• **REQUIRED ACTION**: Please find every line in the entries below that contains the string "link", and copy it.

########################################

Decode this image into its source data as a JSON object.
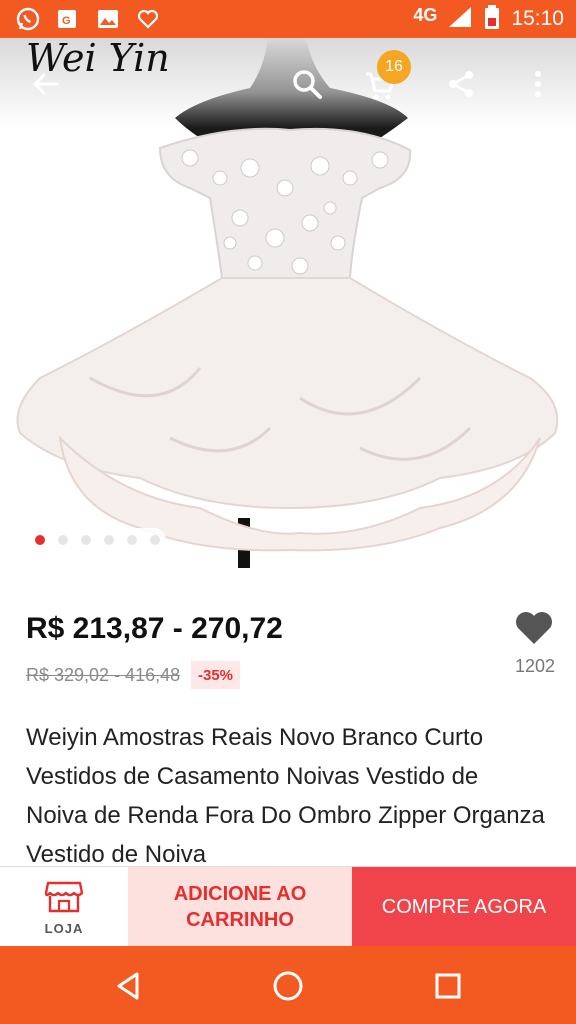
{
  "status_bar": {
    "network": "4G",
    "time": "15:10",
    "icons": [
      "whatsapp-icon",
      "gallery-icon",
      "image-icon",
      "heart-outline-icon",
      "signal-icon",
      "battery-icon"
    ]
  },
  "header": {
    "brand": "Wei Yin",
    "cart_count": "16",
    "icons": [
      "back-arrow-icon",
      "search-icon",
      "cart-icon",
      "share-icon",
      "more-vertical-icon"
    ]
  },
  "gallery": {
    "total_images": 6,
    "active_index": 0
  },
  "product": {
    "price": "R$ 213,87 - 270,72",
    "old_price": "R$ 329,02 - 416,48",
    "discount": "-35%",
    "wishlist_count": "1202",
    "title": "Weiyin Amostras Reais Novo Branco Curto Vestidos de Casamento Noivas Vestido de Noiva de Renda Fora Do Ombro Zipper Organza Vestido de Noiva"
  },
  "actions": {
    "store_label": "LOJA",
    "add_to_cart": "ADICIONE AO CARRINHO",
    "buy_now": "COMPRE AGORA"
  },
  "colors": {
    "brand_orange": "#F25A22",
    "accent_red": "#E62E2E",
    "buy_button": "#F0444A",
    "add_button_bg": "#FDE1DE",
    "badge": "#F5A623"
  }
}
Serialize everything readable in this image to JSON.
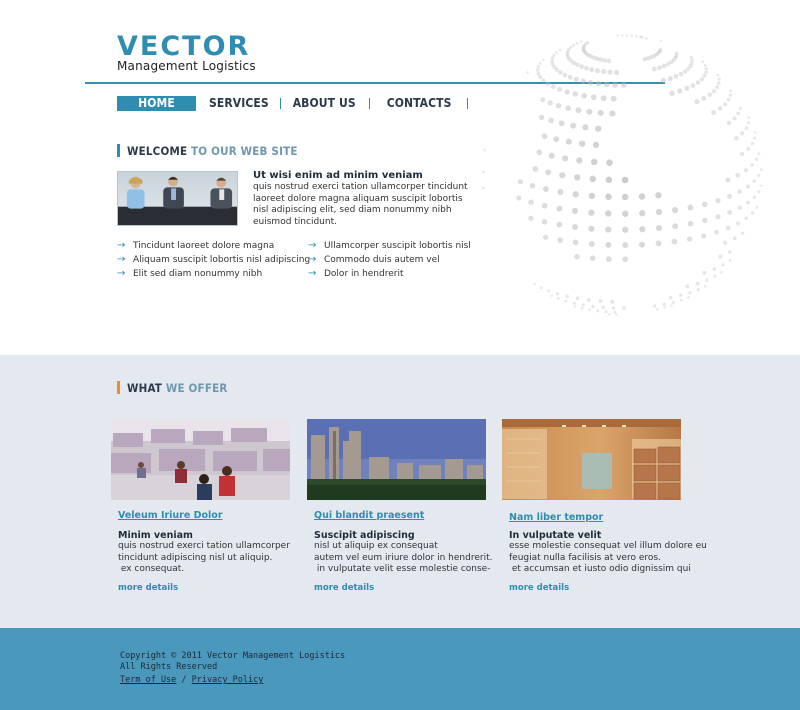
{
  "logo": {
    "word": "VECTOR",
    "subtitle": "Management Logistics"
  },
  "nav": [
    {
      "label": "HOME"
    },
    {
      "label": "SERVICES"
    },
    {
      "label": "ABOUT US"
    },
    {
      "label": "CONTACTS"
    }
  ],
  "welcome": {
    "title_dark": "WELCOME",
    "title_blue": "TO OUR WEB SITE",
    "heading": "Ut wisi enim ad minim veniam",
    "body": "quis nostrud exerci tation ullamcorper tincidunt laoreet dolore magna aliquam suscipit lobortis nisl adipiscing elit, sed diam nonummy nibh euismod tincidunt.",
    "bullets_left": [
      "Tincidunt laoreet dolore magna",
      "Aliquam suscipit lobortis nisl adipiscing",
      "Elit sed diam nonummy nibh"
    ],
    "bullets_right": [
      "Ullamcorper suscipit lobortis nisl",
      "Commodo duis autem vel",
      "Dolor in hendrerit"
    ]
  },
  "offer": {
    "title_dark": "WHAT",
    "title_blue": "WE OFFER",
    "cards": [
      {
        "link": "Veleum Iriure Dolor",
        "heading": "Minim veniam",
        "body": "quis nostrud exerci tation ullamcorper\ntincidunt adipiscing nisl ut aliquip.\n ex consequat.",
        "more": "more details"
      },
      {
        "link": "Qui blandit praesent",
        "heading": "Suscipit adipiscing",
        "body": "nisl ut aliquip ex consequat\nautem vel eum iriure dolor in hendrerit.\n in vulputate velit esse molestie conse-",
        "more": "more details"
      },
      {
        "link": "Nam liber tempor",
        "heading": "In vulputate velit",
        "body": "esse molestie consequat vel illum dolore eu\nfeugiat nulla facilisis at vero eros.\n et accumsan et iusto odio dignissim qui",
        "more": "more details"
      }
    ]
  },
  "footer": {
    "copyright": "Copyright © 2011 Vector Management Logistics",
    "rights": "All Rights Reserved",
    "terms": "Term of Use",
    "separator": "/",
    "privacy": "Privacy Policy"
  },
  "colors": {
    "brand": "#2f8db1",
    "offer_accent": "#f08a2e",
    "band": "#e4e9ef",
    "footer": "#4a98bb"
  },
  "icons": {
    "bullet": "arrow-right-icon"
  }
}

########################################

• **WRITTEN RESPONSE**:
        "link": "Veleum Iriure Dolor",
        "link": "Qui blandit praesent",
        "link": "Nam liber tempor",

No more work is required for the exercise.